The only other live action he and Zara caught together was the greatest night of British athletics history when Jess Ennis, Greg Rutherford and Mo Farah all took gold inside an hour. “Probably the best sporting event I’ve ever seen,” is how Tindall puts it.
He should also have witnessed two more golds that morning at the rowing. “En route I discovered I’d left my pass behind so I ended up taxiing Zara and her brother Peter and then I went to Michael Parkinson’s pub near Maidenhead and watched it on TV by myself.”
So what now? Phillips is 31 but, according to Tindall, will go to Rio if selected, and very possibly beyond, especially as she has two more horses that are showing tremendous potential.
“I know Rio is in her plans, and there’s no reason why High Kingdom can’t make it as he’s only 11, but she’s also got two more horses, Lord Lauries and, especially, Black Tuxedo, and she has high hopes for them. She says she can’t see herself going on for too long but I have my doubts.
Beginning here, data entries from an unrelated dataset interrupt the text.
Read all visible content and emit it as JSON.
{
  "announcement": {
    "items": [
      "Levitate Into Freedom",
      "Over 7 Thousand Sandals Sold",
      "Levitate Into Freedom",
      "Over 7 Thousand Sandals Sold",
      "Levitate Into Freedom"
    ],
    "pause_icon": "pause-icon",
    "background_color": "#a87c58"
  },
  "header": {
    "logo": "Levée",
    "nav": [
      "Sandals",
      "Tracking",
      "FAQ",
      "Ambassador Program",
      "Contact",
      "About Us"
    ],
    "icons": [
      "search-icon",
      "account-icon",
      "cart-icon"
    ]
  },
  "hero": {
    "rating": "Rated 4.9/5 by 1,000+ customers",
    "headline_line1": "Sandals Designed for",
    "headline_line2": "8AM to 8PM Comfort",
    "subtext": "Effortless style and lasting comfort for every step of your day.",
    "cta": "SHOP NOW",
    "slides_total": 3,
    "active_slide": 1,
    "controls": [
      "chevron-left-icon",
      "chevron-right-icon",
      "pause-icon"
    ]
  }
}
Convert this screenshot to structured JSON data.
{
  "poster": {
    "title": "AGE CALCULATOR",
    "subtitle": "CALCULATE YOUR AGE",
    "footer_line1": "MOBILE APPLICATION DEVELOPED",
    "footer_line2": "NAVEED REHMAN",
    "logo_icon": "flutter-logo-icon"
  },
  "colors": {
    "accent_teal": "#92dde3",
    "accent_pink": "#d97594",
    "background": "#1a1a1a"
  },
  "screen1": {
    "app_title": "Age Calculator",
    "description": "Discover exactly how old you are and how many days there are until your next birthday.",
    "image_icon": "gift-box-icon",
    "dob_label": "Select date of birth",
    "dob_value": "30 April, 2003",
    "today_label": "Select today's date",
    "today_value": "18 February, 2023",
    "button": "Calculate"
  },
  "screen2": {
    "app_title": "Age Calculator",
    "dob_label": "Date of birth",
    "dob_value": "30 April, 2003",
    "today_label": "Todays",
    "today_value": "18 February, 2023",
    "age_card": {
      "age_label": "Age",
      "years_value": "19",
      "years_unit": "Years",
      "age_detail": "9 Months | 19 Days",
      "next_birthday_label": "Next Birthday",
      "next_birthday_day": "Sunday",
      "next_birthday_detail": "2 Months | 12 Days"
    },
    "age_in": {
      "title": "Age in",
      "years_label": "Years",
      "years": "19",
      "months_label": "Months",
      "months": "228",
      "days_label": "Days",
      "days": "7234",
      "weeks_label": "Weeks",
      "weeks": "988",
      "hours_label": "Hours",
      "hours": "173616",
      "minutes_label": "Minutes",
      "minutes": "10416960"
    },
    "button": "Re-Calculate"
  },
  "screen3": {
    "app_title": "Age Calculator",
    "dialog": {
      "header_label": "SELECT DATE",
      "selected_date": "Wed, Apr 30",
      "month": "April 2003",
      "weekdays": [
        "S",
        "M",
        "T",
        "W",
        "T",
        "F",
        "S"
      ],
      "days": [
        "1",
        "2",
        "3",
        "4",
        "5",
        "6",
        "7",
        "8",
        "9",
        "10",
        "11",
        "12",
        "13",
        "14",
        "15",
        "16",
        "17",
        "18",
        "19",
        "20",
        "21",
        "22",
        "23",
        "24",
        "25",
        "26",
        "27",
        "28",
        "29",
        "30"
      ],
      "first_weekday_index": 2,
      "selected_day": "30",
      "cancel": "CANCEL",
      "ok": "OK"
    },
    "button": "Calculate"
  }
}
It’s in her blood too much and she absolutely loves competing still.”
As does Tindall, which is why the man with 75 England caps to his name is embarking on a new career as player coach at Gloucester, although he still insists he is player first, coach second.
“I have to obtain my level two and three coaching badges and in time I’d like to forge a career as a rugby coach and I’ll have ambitions, like everyone else, to go as far as I can. For now, though, I’m a player first, coach second, and although we have a backs line at Gloucester which, to a man, has the ability to play for England, I want to make it hard for them to keep me out of the team. If I can improve them as players then I’m doing my job as a coach.”
Tindall’s new role was all very last minute. He was facing the end of his rugby-playing days, or at least a highly inconvenient move to France, last May until some sterling displays for the Barbarians helped convince new coach Davies, just appointed for this season from the Scarlets, to extend the midfielder’s time at Kingsholm.
“I was more than a bit worried but managed, at the 11th hour, to get things sorted,” he recalls. “Going forward I shouldn’t play for the first team but it’s also about results now – and as we finished an unacceptable 9th last season in the Premiership we need to start well – and also injuries, so I’m expecting and wanting a busy season on and of the field.
“It’s also a Lions tour at the end of the season. Do I think I can finally become a Lion? It’s not likely, is it, but I’ve learnt in sport you can never rule anything out. It’s the one thing missing from my resume but I’ll happily take what I’ve achieved.”
He has one more plan to hatch as well, and that returns to an Olympic theme. “I’d be more than happy to be cheering on Zara from the sidelines at the next five Olympics,” Tindall admits. “But I’d love to go to Rio as I’ve never been and I note rugby sevens will be included. I’ll be 37. I wonder if England would take me as a prop forward?”